• _Task item_
Return the records that follow, unchanged and complete.

• _Given entries_
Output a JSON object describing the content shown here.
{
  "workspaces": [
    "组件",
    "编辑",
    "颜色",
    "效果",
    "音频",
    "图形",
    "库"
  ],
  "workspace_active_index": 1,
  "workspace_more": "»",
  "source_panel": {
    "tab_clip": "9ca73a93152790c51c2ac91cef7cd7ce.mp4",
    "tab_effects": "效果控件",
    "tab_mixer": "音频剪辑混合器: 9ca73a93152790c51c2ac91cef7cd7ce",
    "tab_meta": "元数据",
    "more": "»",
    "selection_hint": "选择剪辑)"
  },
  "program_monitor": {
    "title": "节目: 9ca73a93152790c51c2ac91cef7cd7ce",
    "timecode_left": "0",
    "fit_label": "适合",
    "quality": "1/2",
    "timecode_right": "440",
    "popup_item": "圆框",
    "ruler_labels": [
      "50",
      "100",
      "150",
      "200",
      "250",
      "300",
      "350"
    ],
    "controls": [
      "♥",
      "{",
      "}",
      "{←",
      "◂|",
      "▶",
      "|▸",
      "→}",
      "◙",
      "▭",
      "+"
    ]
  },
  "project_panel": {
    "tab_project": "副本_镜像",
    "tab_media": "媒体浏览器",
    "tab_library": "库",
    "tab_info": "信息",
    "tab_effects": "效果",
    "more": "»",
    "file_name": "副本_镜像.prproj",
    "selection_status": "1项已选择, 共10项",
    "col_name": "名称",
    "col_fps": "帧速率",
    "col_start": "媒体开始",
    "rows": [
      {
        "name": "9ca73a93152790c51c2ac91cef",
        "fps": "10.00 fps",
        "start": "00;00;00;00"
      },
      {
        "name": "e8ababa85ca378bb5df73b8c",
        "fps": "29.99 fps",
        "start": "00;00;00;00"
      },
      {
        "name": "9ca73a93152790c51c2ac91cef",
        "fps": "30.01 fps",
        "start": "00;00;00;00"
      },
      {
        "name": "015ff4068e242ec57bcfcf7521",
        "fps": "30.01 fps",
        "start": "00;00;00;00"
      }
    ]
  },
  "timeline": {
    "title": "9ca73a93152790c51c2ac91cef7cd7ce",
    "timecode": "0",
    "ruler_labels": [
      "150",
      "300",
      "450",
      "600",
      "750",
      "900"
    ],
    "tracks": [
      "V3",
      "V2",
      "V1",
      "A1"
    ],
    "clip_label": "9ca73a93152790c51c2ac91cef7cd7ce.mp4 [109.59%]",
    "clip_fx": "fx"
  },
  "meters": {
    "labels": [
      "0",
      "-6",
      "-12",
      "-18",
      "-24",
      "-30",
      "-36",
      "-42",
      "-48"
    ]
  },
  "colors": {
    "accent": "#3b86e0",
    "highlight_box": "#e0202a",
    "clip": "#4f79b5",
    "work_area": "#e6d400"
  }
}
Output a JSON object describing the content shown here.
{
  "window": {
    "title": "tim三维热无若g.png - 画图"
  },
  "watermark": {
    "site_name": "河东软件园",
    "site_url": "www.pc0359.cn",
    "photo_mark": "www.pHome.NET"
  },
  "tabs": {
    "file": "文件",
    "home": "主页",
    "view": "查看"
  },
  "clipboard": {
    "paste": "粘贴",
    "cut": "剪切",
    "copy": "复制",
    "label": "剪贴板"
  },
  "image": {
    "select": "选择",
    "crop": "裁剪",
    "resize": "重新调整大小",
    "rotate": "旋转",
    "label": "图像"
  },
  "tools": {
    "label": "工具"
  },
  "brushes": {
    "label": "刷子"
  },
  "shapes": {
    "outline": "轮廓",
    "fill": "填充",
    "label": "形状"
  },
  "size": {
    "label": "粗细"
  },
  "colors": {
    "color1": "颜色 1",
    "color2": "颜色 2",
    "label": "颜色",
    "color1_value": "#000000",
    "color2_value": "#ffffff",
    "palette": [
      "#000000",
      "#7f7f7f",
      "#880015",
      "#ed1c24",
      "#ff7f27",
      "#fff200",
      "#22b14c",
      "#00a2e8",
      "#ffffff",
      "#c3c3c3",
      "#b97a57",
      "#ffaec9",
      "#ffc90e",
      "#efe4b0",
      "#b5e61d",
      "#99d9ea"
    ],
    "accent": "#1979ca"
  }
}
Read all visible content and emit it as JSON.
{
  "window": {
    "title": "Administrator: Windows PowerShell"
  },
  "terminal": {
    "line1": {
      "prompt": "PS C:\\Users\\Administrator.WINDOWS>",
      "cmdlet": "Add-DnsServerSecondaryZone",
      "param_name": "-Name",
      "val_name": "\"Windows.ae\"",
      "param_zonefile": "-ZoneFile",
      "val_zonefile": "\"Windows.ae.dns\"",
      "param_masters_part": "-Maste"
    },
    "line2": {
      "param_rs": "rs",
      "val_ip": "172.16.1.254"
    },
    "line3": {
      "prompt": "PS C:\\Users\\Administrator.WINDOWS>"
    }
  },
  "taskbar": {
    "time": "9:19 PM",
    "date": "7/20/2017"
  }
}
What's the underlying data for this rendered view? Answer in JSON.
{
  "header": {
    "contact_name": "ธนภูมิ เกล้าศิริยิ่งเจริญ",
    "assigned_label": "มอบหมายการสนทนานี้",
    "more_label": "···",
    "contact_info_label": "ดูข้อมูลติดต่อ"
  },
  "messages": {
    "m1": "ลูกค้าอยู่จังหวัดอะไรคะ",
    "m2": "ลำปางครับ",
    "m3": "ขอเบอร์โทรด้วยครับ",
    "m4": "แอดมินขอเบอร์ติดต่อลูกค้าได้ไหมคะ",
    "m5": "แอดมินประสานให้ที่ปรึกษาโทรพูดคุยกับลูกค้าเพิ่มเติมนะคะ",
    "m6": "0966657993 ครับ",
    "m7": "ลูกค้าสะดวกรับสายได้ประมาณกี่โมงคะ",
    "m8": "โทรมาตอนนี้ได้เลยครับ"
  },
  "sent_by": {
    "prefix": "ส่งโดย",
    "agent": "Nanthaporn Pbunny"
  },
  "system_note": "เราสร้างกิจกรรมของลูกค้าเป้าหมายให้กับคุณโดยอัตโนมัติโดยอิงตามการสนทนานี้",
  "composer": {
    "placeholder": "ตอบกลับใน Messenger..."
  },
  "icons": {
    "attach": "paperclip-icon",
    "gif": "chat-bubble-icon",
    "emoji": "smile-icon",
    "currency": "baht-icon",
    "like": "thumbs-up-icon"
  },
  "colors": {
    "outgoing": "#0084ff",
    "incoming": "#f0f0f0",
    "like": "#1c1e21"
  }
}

• _Response below_
Output a JSON object describing the content shown here.
{
  "workspaces": [
    "组件",
    "编辑",
    "颜色",
    "效果",
    "音频",
    "图形",
    "库"
  ],
  "workspace_active_index": 1,
  "workspace_more": "»",
  "source_panel": {
    "tab_clip": "9ca73a93152790c51c2ac91cef7cd7ce.mp4",
    "tab_effects": "效果控件",
    "tab_mixer": "音频剪辑混合器: 9ca73a93152790c51c2ac91cef7cd7ce",
    "tab_meta": "元数据",
    "more": "»",
    "selection_hint": "选择剪辑)"
  },
  "program_monitor": {
    "title": "节目: 9ca73a93152790c51c2ac91cef7cd7ce",
    "timecode_left": "0",
    "fit_label": "适合",
    "quality": "1/2",
    "timecode_right": "440",
    "popup_item": "圆框",
    "ruler_labels": [
      "50",
      "100",
      "150",
      "200",
      "250",
      "300",
      "350"
    ],
    "controls": [
      "♥",
      "{",
      "}",
      "{←",
      "◂|",
      "▶",
      "|▸",
      "→}",
      "◙",
      "▭",
      "+"
    ]
  },
  "project_panel": {
    "tab_project": "副本_镜像",
    "tab_media": "媒体浏览器",
    "tab_library": "库",
    "tab_info": "信息",
    "tab_effects": "效果",
    "more": "»",
    "file_name": "副本_镜像.prproj",
    "selection_status": "1项已选择, 共10项",
    "col_name": "名称",
    "col_fps": "帧速率",
    "col_start": "媒体开始",
    "rows": [
      {
        "name": "9ca73a93152790c51c2ac91cef",
        "fps": "10.00 fps",
        "start": "00;00;00;00"
      },
      {
        "name": "e8ababa85ca378bb5df73b8c",
        "fps": "29.99 fps",
        "start": "00;00;00;00"
      },
      {
        "name": "9ca73a93152790c51c2ac91cef",
        "fps": "30.01 fps",
        "start": "00;00;00;00"
      },
      {
        "name": "015ff4068e242ec57bcfcf7521",
        "fps": "30.01 fps",
        "start": "00;00;00;00"
      }
    ]
  },
  "timeline": {
    "title": "9ca73a93152790c51c2ac91cef7cd7ce",
    "timecode": "0",
    "ruler_labels": [
      "150",
      "300",
      "450",
      "600",
      "750",
      "900"
    ],
    "tracks": [
      "V3",
      "V2",
      "V1",
      "A1"
    ],
    "clip_label": "9ca73a93152790c51c2ac91cef7cd7ce.mp4 [109.59%]",
    "clip_fx": "fx"
  },
  "meters": {
    "labels": [
      "0",
      "-6",
      "-12",
      "-18",
      "-24",
      "-30",
      "-36",
      "-42",
      "-48"
    ]
  },
  "colors": {
    "accent": "#3b86e0",
    "highlight_box": "#e0202a",
    "clip": "#4f79b5",
    "work_area": "#e6d400"
  }
}
Output a JSON object describing the content shown here.
{
  "window": {
    "title": "tim三维热无若g.png - 画图"
  },
  "watermark": {
    "site_name": "河东软件园",
    "site_url": "www.pc0359.cn",
    "photo_mark": "www.pHome.NET"
  },
  "tabs": {
    "file": "文件",
    "home": "主页",
    "view": "查看"
  },
  "clipboard": {
    "paste": "粘贴",
    "cut": "剪切",
    "copy": "复制",
    "label": "剪贴板"
  },
  "image": {
    "select": "选择",
    "crop": "裁剪",
    "resize": "重新调整大小",
    "rotate": "旋转",
    "label": "图像"
  },
  "tools": {
    "label": "工具"
  },
  "brushes": {
    "label": "刷子"
  },
  "shapes": {
    "outline": "轮廓",
    "fill": "填充",
    "label": "形状"
  },
  "size": {
    "label": "粗细"
  },
  "colors": {
    "color1": "颜色 1",
    "color2": "颜色 2",
    "label": "颜色",
    "color1_value": "#000000",
    "color2_value": "#ffffff",
    "palette": [
      "#000000",
      "#7f7f7f",
      "#880015",
      "#ed1c24",
      "#ff7f27",
      "#fff200",
      "#22b14c",
      "#00a2e8",
      "#ffffff",
      "#c3c3c3",
      "#b97a57",
      "#ffaec9",
      "#ffc90e",
      "#efe4b0",
      "#b5e61d",
      "#99d9ea"
    ],
    "accent": "#1979ca"
  }
}
Read all visible content and emit it as JSON.
{
  "window": {
    "title": "Administrator: Windows PowerShell"
  },
  "terminal": {
    "line1": {
      "prompt": "PS C:\\Users\\Administrator.WINDOWS>",
      "cmdlet": "Add-DnsServerSecondaryZone",
      "param_name": "-Name",
      "val_name": "\"Windows.ae\"",
      "param_zonefile": "-ZoneFile",
      "val_zonefile": "\"Windows.ae.dns\"",
      "param_masters_part": "-Maste"
    },
    "line2": {
      "param_rs": "rs",
      "val_ip": "172.16.1.254"
    },
    "line3": {
      "prompt": "PS C:\\Users\\Administrator.WINDOWS>"
    }
  },
  "taskbar": {
    "time": "9:19 PM",
    "date": "7/20/2017"
  }
}
What's the underlying data for this rendered view? Answer in JSON.
{
  "header": {
    "contact_name": "ธนภูมิ เกล้าศิริยิ่งเจริญ",
    "assigned_label": "มอบหมายการสนทนานี้",
    "more_label": "···",
    "contact_info_label": "ดูข้อมูลติดต่อ"
  },
  "messages": {
    "m1": "ลูกค้าอยู่จังหวัดอะไรคะ",
    "m2": "ลำปางครับ",
    "m3": "ขอเบอร์โทรด้วยครับ",
    "m4": "แอดมินขอเบอร์ติดต่อลูกค้าได้ไหมคะ",
    "m5": "แอดมินประสานให้ที่ปรึกษาโทรพูดคุยกับลูกค้าเพิ่มเติมนะคะ",
    "m6": "0966657993 ครับ",
    "m7": "ลูกค้าสะดวกรับสายได้ประมาณกี่โมงคะ",
    "m8": "โทรมาตอนนี้ได้เลยครับ"
  },
  "sent_by": {
    "prefix": "ส่งโดย",
    "agent": "Nanthaporn Pbunny"
  },
  "system_note": "เราสร้างกิจกรรมของลูกค้าเป้าหมายให้กับคุณโดยอัตโนมัติโดยอิงตามการสนทนานี้",
  "composer": {
    "placeholder": "ตอบกลับใน Messenger..."
  },
  "icons": {
    "attach": "paperclip-icon",
    "gif": "chat-bubble-icon",
    "emoji": "smile-icon",
    "currency": "baht-icon",
    "like": "thumbs-up-icon"
  },
  "colors": {
    "outgoing": "#0084ff",
    "incoming": "#f0f0f0",
    "like": "#1c1e21"
  }
}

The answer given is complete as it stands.